"I have a serious mental disorder, which is what caused me to commit my crime in the first place," said Ernest, who asked reporters to use only his middle name to protect his privacy. "Somebody should have been pretty concerned."

The health law was supposed to connect Ernest and almost all other ex-prisoners for the first time to Medicaid coverage for the poor, cutting expensive visits to the emergency room, improving their prospects of rejoining society and reducing the risk of spreading communicable diseases that flourish in prisons.

But Ernest's experience is repeated millions of times across the country, an examination by The Marshall Project and Kaiser Health News shows.   Read more  here . Campaign to Focus on Depression, Suicide, Alcohol abuse and Drug Abuse in Western NY

BUFFALO - The Mental Health Association of Erie County Inc. and the Erie County Council for the Prevention of Alcohol and Substance Abuse held a media event to officially launch, a public awareness campaign to promote mental, emotional and behavioral health throughout the eight counties of western New York.

The campaign is being contracted through Millennium Collaborative Care and Community Partners of WNY, two performing provider systems funded by New York State as part of the Delivery System Reform Incentive Payment program, and with support from community organizations in all eight Western New York counties.

According to Kenneth P. Houseknecht, MHA executive director, the campaign will focus on four key areas - depression, suicide, alcohol abuse, and drug abuse - with a special emphasis on prevention and early intervention among at-risk individuals in the 14-26 age range.   Read more here .
Why Value-Based Purchasing Is Harder For Community Behavioral Health - And What To Do About It

The other day, we took a look at how the shift to managed long-term services and supports, coupled with the move to value-based care, is posing a double challenge for many provider organizations (see  For Many Provider Organizations, The Shift To Managed Long-Term Care Is A Double Whammy).

As the former chief executive officer of a community mental health center (CMHC), it got me thinking about the many challenges facing provider organizations as part of this conversation. While CMHC executives have long believed that the fee-for-service payment system was not a sustainable model for serving the most ill individuals, I'm not sure that the leap to value-based contracts will be seen as a solution - at least not immediately.
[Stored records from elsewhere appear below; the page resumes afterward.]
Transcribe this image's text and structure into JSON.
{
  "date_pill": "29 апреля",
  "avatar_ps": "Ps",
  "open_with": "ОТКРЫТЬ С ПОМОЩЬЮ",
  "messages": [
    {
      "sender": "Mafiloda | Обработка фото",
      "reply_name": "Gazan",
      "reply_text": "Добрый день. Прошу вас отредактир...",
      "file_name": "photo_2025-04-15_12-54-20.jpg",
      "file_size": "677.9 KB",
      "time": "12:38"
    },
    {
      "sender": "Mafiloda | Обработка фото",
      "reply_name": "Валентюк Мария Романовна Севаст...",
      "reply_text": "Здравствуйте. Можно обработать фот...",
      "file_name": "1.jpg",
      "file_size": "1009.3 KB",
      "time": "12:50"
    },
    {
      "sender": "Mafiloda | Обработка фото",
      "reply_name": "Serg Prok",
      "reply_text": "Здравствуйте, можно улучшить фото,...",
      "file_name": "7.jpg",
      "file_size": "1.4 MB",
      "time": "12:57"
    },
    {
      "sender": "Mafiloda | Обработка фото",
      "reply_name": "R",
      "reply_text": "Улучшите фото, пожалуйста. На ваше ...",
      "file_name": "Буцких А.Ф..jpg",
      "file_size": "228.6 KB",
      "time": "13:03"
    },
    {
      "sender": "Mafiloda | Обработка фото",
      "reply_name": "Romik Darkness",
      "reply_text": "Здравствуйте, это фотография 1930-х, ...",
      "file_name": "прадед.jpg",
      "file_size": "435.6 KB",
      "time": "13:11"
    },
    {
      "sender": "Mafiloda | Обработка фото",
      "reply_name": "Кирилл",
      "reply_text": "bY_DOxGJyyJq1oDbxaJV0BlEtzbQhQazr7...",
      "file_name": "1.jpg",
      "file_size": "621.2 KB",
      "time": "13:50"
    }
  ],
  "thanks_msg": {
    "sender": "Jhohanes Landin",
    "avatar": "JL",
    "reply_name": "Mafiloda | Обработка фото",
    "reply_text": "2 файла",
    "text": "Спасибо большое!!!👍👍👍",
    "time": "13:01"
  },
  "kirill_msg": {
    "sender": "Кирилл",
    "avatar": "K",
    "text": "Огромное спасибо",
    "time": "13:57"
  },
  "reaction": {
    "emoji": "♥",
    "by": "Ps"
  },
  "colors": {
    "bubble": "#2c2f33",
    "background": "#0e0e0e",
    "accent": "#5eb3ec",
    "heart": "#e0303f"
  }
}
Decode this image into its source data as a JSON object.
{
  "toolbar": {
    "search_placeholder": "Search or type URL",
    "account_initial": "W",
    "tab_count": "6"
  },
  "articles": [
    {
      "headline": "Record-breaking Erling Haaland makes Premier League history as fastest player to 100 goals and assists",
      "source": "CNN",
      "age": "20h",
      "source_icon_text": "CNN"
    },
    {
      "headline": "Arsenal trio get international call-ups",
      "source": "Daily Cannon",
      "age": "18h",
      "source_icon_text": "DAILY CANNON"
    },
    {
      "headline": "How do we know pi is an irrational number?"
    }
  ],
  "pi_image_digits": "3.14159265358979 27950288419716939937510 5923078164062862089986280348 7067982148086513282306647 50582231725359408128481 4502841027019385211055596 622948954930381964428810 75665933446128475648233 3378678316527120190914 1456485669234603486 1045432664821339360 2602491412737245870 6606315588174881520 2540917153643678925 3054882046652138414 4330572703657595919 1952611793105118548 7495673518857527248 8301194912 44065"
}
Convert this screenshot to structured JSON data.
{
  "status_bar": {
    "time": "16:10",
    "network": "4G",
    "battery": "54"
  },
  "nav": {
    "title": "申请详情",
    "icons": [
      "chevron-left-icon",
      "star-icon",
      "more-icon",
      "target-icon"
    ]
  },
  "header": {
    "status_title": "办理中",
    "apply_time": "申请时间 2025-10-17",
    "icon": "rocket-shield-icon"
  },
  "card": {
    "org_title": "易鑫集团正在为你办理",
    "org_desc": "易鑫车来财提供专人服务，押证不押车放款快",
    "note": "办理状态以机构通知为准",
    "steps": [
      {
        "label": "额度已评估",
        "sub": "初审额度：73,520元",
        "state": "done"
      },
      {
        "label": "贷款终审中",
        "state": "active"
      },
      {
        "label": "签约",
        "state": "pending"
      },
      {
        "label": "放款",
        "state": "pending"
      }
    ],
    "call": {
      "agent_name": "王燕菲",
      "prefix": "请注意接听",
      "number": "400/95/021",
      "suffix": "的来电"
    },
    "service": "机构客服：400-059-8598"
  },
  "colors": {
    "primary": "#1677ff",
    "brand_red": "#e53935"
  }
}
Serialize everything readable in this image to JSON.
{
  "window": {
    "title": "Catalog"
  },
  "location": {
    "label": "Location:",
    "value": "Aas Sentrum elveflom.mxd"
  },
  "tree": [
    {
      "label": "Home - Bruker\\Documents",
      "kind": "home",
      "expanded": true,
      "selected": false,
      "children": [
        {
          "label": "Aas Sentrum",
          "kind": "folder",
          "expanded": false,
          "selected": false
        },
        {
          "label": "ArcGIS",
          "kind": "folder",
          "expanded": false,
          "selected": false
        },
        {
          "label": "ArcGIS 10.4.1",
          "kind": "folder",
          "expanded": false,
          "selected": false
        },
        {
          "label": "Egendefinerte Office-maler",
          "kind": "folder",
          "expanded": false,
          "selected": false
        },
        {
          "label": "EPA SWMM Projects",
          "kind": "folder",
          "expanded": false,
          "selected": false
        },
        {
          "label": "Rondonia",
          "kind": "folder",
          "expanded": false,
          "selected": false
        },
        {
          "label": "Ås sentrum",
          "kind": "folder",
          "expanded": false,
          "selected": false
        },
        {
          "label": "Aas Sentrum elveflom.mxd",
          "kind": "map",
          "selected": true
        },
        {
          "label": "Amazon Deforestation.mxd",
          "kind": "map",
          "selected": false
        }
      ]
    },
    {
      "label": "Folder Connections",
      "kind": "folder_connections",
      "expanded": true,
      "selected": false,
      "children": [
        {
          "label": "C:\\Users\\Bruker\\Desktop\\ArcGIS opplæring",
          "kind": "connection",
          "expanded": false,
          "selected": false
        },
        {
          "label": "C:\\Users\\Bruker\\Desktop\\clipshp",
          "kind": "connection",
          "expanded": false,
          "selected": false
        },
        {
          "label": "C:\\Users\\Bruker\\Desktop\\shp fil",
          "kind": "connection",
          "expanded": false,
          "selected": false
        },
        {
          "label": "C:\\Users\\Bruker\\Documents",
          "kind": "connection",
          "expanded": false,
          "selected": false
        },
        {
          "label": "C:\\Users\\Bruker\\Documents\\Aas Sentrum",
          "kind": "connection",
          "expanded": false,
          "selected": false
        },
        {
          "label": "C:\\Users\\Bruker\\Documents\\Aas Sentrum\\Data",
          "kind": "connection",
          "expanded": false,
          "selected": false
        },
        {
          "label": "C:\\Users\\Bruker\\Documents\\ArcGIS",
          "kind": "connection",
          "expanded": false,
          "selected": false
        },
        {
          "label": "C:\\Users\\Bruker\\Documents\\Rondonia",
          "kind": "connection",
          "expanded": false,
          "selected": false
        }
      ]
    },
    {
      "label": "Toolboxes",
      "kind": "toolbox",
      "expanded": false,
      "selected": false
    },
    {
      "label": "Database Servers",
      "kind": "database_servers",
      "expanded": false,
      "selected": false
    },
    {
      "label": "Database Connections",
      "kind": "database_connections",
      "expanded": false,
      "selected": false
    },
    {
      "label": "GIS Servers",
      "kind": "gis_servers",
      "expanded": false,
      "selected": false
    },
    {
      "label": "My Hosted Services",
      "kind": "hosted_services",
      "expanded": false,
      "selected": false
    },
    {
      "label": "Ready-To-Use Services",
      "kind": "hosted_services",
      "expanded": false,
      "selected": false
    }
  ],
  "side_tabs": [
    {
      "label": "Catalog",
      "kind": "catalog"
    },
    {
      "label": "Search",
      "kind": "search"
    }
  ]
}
First, there is the concern about the "performance" side of the value-based reimbursement. Many behavioral health providers, including community mental health centers, give priority to serving people with serious and disabling behavioral health disorders. Payers and provider organizations have had great difficulty defining "quality."
While standardized behavioral health quality measures are in development, they are not yet uniformly recognized in the professional community. And, payer performance metrics are often geared to client populations with less severe disorders and may penalize providers serving a disproportionately more disadvantaged population.  Read more  here.
The Conference of Local Mental Hygiene Directors advances public policies and awareness for people with mental illness, chemical dependency and developmental disabilities.  We are a statewide membership organization that consists of the Commissioner/ Director of each of the state's 57 county mental hygiene departments and the mental hygiene department of the City of New York.